Below are some records. Say how many of their lines contain the string "学杨村王俊成", and give nothing but the number.

[Records excerpted from a collection]
----------------
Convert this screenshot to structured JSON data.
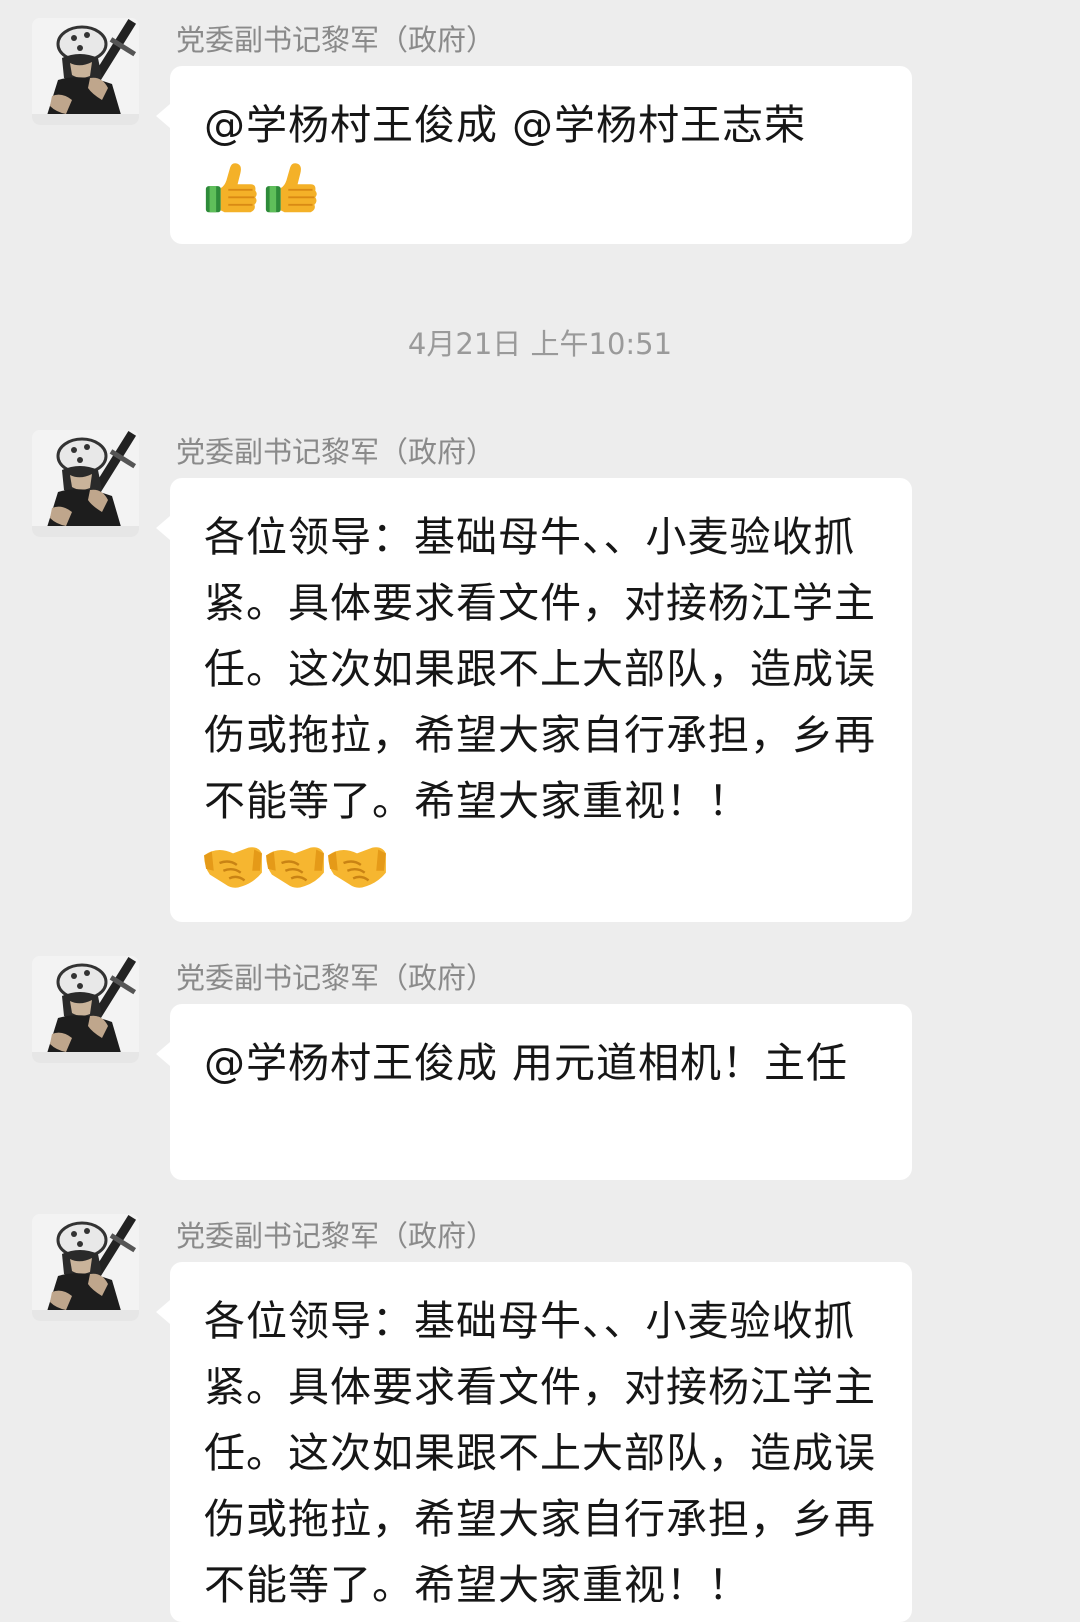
{
  "messages": [
    {
      "sender": "党委副书记黎军（政府）",
      "text": "@学杨村王俊成 @学杨村王志荣",
      "emojis": [
        "thumbs-up",
        "thumbs-up"
      ]
    },
    {
      "sender": "党委副书记黎军（政府）",
      "text": "各位领导：基础母牛、、小麦验收抓紧。具体要求看文件，对接杨江学主任。这次如果跟不上大部队，造成误伤或拖拉，希望大家自行承担，乡再不能等了。希望大家重视！！",
      "emojis": [
        "handshake",
        "handshake",
        "handshake"
      ]
    },
    {
      "sender": "党委副书记黎军（政府）",
      "text": "@学杨村王俊成  用元道相机！主任",
      "emojis": []
    },
    {
      "sender": "党委副书记黎军（政府）",
      "text": "各位领导：基础母牛、、小麦验收抓紧。具体要求看文件，对接杨江学主任。这次如果跟不上大部队，造成误伤或拖拉，希望大家自行承担，乡再不能等了。希望大家重视！！",
      "emojis": []
    }
  ],
  "timestamp": "4月21日 上午10:51",
  "colors": {
    "background": "#ededed",
    "bubble": "#ffffff",
    "sender_text": "#8a8a8a",
    "message_text": "#161616"
  }
}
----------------
## FINAL ANSWER
2